Monday, December 15, 2008

fit leadership

Over the past 8 months, I have gone through the process of losing almost 50 lbs. Turning 49 this past May made me look at myself and say,"What do I want to do and be by the time I turn 50?" As I looked around me, I saw several people whom I admired who were both successful and fit. I began to put 2 and 2 together, and there began to be a realization that there might be a correlation between being fit and being successful. While I have yet to find detailed research on this topic, I did come across the book The Power of Full Engagement by Jim Loehr and Tony Schwartz (thanks to my friend Ron Kessler for the recommendation) to provide enough evidence to convince me to GET IN SHAPE! And so I did.

May & June - portion control (10 lbs lost)
July & August - South Beach Diet phases 1 & 2 (20 lbs lost)
September, October & November - exercise, portion control and South Beach phase 3 (15 lbs lost)

As I near the end of December I am trying to lose the final 5, and putting together an exercise routine that will keep me at my ideal weight. Why am I doing all of this? Three reasons:

1. If there is a connection between being fit and being successful, then I want to be fit
2. When acting as a representative of my institution to the public, I should look the image of being fit and successful
3. As a steward of the gifts God has given me, one of those gifts is my health and well-being

Leaders should be fit - not just to be more successful, but to set an example for others to follow. In addition, leaders need an extreme amount of energy to do what is required on a regular basis. Getting and staying fit is not a goal - it is a lifestyle. It has taken me 49 years to figure this out - I hope that others will not wait so long and get going to be fit - and stay fit - and LEAD!

Friday, December 5, 2008

the problem with caring for people

Everyone has always told me to care for people - "if you take care of your people, they will take care of you"..."people are your most important asset." You have probably all heard the phrases and, like me, would find it hard to argue against these adages of leadership. But let's consider the dark side of caring for people.

As a leader, who/what am I most reponsible to/for? Is it the employees? Is it the customer? Is it the stakeholder? OR - is it the institution itself? Consider the fact the one is hired to lead an institution - not people. People come and go - people disapoint - people are people. And yet, the institution remains. It is the institution that people connect is the institution that is held up as the standard of is the institution that is maligned when people do stupid things...and it is the institution that will remain when the employees, the customers and the leaders are all long gone.
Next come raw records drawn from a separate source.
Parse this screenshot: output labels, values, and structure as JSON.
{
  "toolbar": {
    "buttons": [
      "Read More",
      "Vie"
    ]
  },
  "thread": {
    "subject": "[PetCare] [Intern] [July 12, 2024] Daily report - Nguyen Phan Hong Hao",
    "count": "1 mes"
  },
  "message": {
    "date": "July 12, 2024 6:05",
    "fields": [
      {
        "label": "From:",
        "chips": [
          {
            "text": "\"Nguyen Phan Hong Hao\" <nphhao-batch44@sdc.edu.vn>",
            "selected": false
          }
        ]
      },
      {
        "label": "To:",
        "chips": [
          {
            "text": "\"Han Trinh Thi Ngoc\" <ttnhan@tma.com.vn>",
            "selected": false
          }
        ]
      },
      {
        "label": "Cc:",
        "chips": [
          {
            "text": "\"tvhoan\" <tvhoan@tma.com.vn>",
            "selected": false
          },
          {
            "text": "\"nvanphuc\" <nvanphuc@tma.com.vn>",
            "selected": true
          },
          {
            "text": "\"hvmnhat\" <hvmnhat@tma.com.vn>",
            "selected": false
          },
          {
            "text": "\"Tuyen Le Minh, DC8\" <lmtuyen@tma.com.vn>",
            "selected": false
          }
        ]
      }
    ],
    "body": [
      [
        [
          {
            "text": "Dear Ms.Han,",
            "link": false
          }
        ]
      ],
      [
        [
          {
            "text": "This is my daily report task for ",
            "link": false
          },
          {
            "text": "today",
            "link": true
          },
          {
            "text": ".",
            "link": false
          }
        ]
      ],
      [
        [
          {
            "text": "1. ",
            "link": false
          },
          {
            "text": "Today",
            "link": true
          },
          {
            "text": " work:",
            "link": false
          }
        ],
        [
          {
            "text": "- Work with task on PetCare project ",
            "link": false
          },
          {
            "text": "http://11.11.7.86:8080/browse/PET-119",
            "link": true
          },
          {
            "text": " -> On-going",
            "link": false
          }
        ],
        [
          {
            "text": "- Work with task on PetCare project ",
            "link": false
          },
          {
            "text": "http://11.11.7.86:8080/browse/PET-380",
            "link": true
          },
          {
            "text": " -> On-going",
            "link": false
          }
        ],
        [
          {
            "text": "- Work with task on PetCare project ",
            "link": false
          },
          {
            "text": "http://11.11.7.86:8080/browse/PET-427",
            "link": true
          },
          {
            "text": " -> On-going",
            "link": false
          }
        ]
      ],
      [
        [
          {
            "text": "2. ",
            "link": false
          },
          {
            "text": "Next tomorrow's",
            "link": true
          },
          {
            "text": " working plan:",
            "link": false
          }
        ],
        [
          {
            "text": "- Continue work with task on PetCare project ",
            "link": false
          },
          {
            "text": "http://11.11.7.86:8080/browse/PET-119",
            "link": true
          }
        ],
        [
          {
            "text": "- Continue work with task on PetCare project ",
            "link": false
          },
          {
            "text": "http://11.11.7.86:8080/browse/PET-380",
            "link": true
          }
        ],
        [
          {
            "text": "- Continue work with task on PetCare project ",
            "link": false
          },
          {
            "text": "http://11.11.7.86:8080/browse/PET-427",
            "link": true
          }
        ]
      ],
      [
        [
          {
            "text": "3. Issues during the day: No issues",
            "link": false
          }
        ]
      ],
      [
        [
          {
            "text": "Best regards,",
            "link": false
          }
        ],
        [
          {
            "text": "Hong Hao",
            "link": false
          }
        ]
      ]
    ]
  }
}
As leaders, it is easy to get wrapped up in our people, especially when their personal issues begin to overwhelm them . The employee who is going through a tough time at home...the employee who is suffering from illness or addiction...the customer who is having trouuble paying their bills...the stakeholder of influence who has become an embarrasment. All of these issues demand our time and energy - and when we focus on these people, the institution can suffer. Let's face it, how much time and energy do we spend on those people who do their jobs well, go above and beyond the call of duty, and are never in our offices complaining? Do we ever wake up in the middle of the night thinking about them? Do we sit in meetings considering our next moves for our BEST people? Imagine for a moment if we, as leaders, devoted as much time and energy to those people who positively contribute to the institution as we do on those who negatively affect the institution?

Are people important? ABSOLUTELY! But our role as leaders is to care for the institution - its growth and its future. We cannot allow people (and all of their issues) to get in the way of that calling. When they do, measures need to be taken to minimize those distractions and work to change their behavior. If those measures fail, then our role as leaders is to help those people move on so that the institution can once again focus on its mission - and not solely on its people.